▶ **AVAILABLE DATA**
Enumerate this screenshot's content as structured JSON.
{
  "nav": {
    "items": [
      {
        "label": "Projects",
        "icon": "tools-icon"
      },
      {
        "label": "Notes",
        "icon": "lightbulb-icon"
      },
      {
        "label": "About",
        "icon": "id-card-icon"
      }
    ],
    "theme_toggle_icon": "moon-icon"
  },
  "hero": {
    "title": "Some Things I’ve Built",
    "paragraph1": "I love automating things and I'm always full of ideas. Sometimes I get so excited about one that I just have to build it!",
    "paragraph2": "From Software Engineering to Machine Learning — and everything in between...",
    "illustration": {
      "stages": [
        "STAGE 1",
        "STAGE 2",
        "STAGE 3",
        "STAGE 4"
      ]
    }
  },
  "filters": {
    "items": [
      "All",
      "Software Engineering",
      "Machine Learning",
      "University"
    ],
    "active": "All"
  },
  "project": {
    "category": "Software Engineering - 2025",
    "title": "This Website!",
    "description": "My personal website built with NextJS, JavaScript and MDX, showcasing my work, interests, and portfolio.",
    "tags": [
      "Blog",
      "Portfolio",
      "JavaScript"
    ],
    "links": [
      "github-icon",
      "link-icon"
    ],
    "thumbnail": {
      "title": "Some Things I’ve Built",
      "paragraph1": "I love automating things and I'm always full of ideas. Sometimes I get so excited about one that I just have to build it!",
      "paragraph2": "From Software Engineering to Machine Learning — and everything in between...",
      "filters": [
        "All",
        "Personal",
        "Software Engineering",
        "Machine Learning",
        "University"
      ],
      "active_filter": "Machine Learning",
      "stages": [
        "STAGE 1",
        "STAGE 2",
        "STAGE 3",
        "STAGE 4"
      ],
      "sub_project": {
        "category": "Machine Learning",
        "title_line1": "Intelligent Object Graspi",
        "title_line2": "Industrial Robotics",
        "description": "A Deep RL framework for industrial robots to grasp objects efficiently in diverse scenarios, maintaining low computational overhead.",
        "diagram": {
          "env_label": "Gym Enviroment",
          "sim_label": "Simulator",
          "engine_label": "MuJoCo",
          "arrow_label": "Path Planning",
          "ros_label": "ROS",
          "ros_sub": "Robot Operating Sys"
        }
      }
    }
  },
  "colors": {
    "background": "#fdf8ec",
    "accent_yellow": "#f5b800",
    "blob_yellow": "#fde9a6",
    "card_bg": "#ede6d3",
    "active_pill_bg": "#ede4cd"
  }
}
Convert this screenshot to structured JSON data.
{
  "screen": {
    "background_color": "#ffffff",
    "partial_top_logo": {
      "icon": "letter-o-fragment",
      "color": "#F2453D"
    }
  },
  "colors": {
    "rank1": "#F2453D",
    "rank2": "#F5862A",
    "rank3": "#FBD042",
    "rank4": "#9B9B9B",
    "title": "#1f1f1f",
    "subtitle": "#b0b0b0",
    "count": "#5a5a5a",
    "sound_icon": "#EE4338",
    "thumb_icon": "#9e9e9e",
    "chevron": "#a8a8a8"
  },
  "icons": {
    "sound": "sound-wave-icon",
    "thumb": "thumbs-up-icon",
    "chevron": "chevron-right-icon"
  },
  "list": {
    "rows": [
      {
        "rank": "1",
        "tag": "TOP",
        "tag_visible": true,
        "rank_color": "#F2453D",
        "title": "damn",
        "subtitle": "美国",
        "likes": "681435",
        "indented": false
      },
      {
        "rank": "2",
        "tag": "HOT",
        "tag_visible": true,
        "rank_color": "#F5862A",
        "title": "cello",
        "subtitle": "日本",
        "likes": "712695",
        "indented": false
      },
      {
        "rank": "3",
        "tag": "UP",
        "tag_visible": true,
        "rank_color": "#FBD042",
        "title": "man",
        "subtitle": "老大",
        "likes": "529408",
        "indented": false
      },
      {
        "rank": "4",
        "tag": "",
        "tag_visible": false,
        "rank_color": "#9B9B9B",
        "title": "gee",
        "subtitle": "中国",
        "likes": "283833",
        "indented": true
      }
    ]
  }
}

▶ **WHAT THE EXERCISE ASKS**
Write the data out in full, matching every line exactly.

▶ **RESPONSE TO THIS EXERCISE**
Enumerate this screenshot's content as structured JSON.
{
  "nav": {
    "items": [
      {
        "label": "Projects",
        "icon": "tools-icon"
      },
      {
        "label": "Notes",
        "icon": "lightbulb-icon"
      },
      {
        "label": "About",
        "icon": "id-card-icon"
      }
    ],
    "theme_toggle_icon": "moon-icon"
  },
  "hero": {
    "title": "Some Things I’ve Built",
    "paragraph1": "I love automating things and I'm always full of ideas. Sometimes I get so excited about one that I just have to build it!",
    "paragraph2": "From Software Engineering to Machine Learning — and everything in between...",
    "illustration": {
      "stages": [
        "STAGE 1",
        "STAGE 2",
        "STAGE 3",
        "STAGE 4"
      ]
    }
  },
  "filters": {
    "items": [
      "All",
      "Software Engineering",
      "Machine Learning",
      "University"
    ],
    "active": "All"
  },
  "project": {
    "category": "Software Engineering - 2025",
    "title": "This Website!",
    "description": "My personal website built with NextJS, JavaScript and MDX, showcasing my work, interests, and portfolio.",
    "tags": [
      "Blog",
      "Portfolio",
      "JavaScript"
    ],
    "links": [
      "github-icon",
      "link-icon"
    ],
    "thumbnail": {
      "title": "Some Things I’ve Built",
      "paragraph1": "I love automating things and I'm always full of ideas. Sometimes I get so excited about one that I just have to build it!",
      "paragraph2": "From Software Engineering to Machine Learning — and everything in between...",
      "filters": [
        "All",
        "Personal",
        "Software Engineering",
        "Machine Learning",
        "University"
      ],
      "active_filter": "Machine Learning",
      "stages": [
        "STAGE 1",
        "STAGE 2",
        "STAGE 3",
        "STAGE 4"
      ],
      "sub_project": {
        "category": "Machine Learning",
        "title_line1": "Intelligent Object Graspi",
        "title_line2": "Industrial Robotics",
        "description": "A Deep RL framework for industrial robots to grasp objects efficiently in diverse scenarios, maintaining low computational overhead.",
        "diagram": {
          "env_label": "Gym Enviroment",
          "sim_label": "Simulator",
          "engine_label": "MuJoCo",
          "arrow_label": "Path Planning",
          "ros_label": "ROS",
          "ros_sub": "Robot Operating Sys"
        }
      }
    }
  },
  "colors": {
    "background": "#fdf8ec",
    "accent_yellow": "#f5b800",
    "blob_yellow": "#fde9a6",
    "card_bg": "#ede6d3",
    "active_pill_bg": "#ede4cd"
  }
}
Convert this screenshot to structured JSON data.
{
  "screen": {
    "background_color": "#ffffff",
    "partial_top_logo": {
      "icon": "letter-o-fragment",
      "color": "#F2453D"
    }
  },
  "colors": {
    "rank1": "#F2453D",
    "rank2": "#F5862A",
    "rank3": "#FBD042",
    "rank4": "#9B9B9B",
    "title": "#1f1f1f",
    "subtitle": "#b0b0b0",
    "count": "#5a5a5a",
    "sound_icon": "#EE4338",
    "thumb_icon": "#9e9e9e",
    "chevron": "#a8a8a8"
  },
  "icons": {
    "sound": "sound-wave-icon",
    "thumb": "thumbs-up-icon",
    "chevron": "chevron-right-icon"
  },
  "list": {
    "rows": [
      {
        "rank": "1",
        "tag": "TOP",
        "tag_visible": true,
        "rank_color": "#F2453D",
        "title": "damn",
        "subtitle": "美国",
        "likes": "681435",
        "indented": false
      },
      {
        "rank": "2",
        "tag": "HOT",
        "tag_visible": true,
        "rank_color": "#F5862A",
        "title": "cello",
        "subtitle": "日本",
        "likes": "712695",
        "indented": false
      },
      {
        "rank": "3",
        "tag": "UP",
        "tag_visible": true,
        "rank_color": "#FBD042",
        "title": "man",
        "subtitle": "老大",
        "likes": "529408",
        "indented": false
      },
      {
        "rank": "4",
        "tag": "",
        "tag_visible": false,
        "rank_color": "#9B9B9B",
        "title": "gee",
        "subtitle": "中国",
        "likes": "283833",
        "indented": true
      }
    ]
  }
}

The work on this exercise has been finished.